Exercise requirements: In the entries below, find every line with "unallocated" and copy it.

(Beginning of Provided material)

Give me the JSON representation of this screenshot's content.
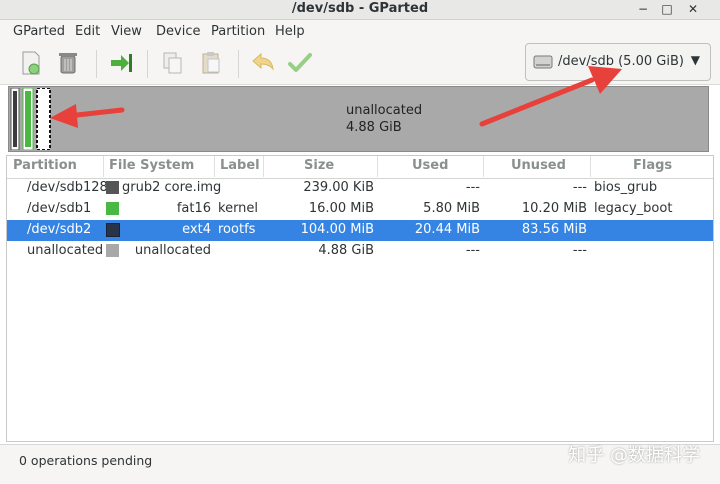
{
  "window": {
    "title": "/dev/sdb - GParted",
    "min_glyph": "−",
    "max_glyph": "□",
    "close_glyph": "✕"
  },
  "menu": [
    "GParted",
    "Edit",
    "View",
    "Device",
    "Partition",
    "Help"
  ],
  "device_selector": {
    "label": "/dev/sdb (5.00 GiB)",
    "arrow": "▼"
  },
  "disk_map": {
    "label": "unallocated",
    "size": "4.88 GiB"
  },
  "table": {
    "headers": [
      "Partition",
      "File System",
      "Label",
      "Size",
      "Used",
      "Unused",
      "Flags"
    ],
    "rows": [
      {
        "partition": "/dev/sdb128",
        "color": "#555555",
        "fs": "grub2 core.img",
        "label": "",
        "size": "239.00 KiB",
        "used": "---",
        "unused": "---",
        "flags": "bios_grub"
      },
      {
        "partition": "/dev/sdb1",
        "color": "#4cb844",
        "fs": "fat16",
        "label": "kernel",
        "size": "16.00 MiB",
        "used": "5.80 MiB",
        "unused": "10.20 MiB",
        "flags": "legacy_boot"
      },
      {
        "partition": "/dev/sdb2",
        "color": "#28334a",
        "fs": "ext4",
        "label": "rootfs",
        "size": "104.00 MiB",
        "used": "20.44 MiB",
        "unused": "83.56 MiB",
        "flags": ""
      },
      {
        "partition": "unallocated",
        "color": "#a8a8a8",
        "fs": "unallocated",
        "label": "",
        "size": "4.88 GiB",
        "used": "---",
        "unused": "---",
        "flags": ""
      }
    ]
  },
  "status": "0 operations pending",
  "watermark": "知乎 @数据科学",
  "colors": {
    "selection": "#3584e4",
    "annotation_arrow": "#e8403a"
  }
}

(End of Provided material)

Written response:
    "label": "unallocated",
        "partition": "unallocated",
        "fs": "unallocated",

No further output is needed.